Not all has been lost in Stake Land. There are vamps and living dead but there are also isolated communities, healthy survivors, some of whom have travelled north to find ‘New Eden’. Older Clint Eastwood westerns have suggested themselves to some reviewers, especially The Outlaw Josey Wales. This means that Stake Land is not just your average zombie and slasher thriller. There is more substance (along with some gory despatching of the vampires) in the story and screenplay, more worth thinking about. There is much greater sense of humanity in the characters and their plight as a small remnant, like that in Josey Wales, follow a leader who could save them from the enemy and lead them to a hopeful future.
The leader is Mister (played by the writer of the screenplay, Nick Damici). He saves a young lad, Martin (Connor Paolo) when his parents are killed. Along the way, where Mister is the slayer of the monsters, they encounter a pregnant young woman, a black man and a middle-aged nun (who seemed to resemble an older Kelly Mc Gillis until the final credits tell us that it was Kelly McGillis) who is pursued by a madly zealot group, part fundamentalist Christian, part neo- Nazi.

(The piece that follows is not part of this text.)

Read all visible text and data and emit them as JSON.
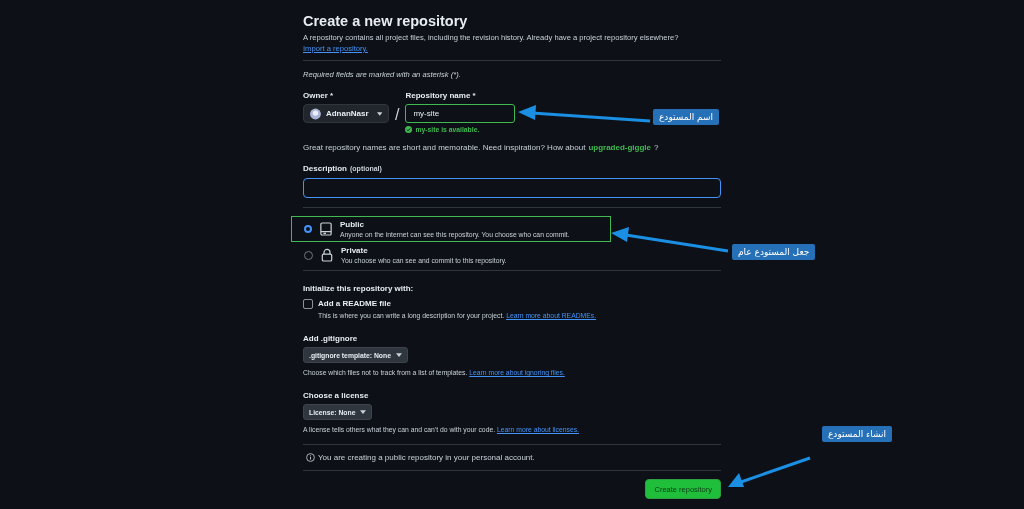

Her character, with habit initially, with crucifix and a small statue of Mary, gives the film an added level of interest, especially in the moral choices she has to make in situations of dire peril.
What adds to the quality of what is basically a genre piece is the fine photography of the American landscapes and their remote beauty, surviving the catastrophes, and the often quiet piano score which gives pause for reflection instead of out and out action.
A surprisingly better and more interesting take on survival in a post-apocalyptic world.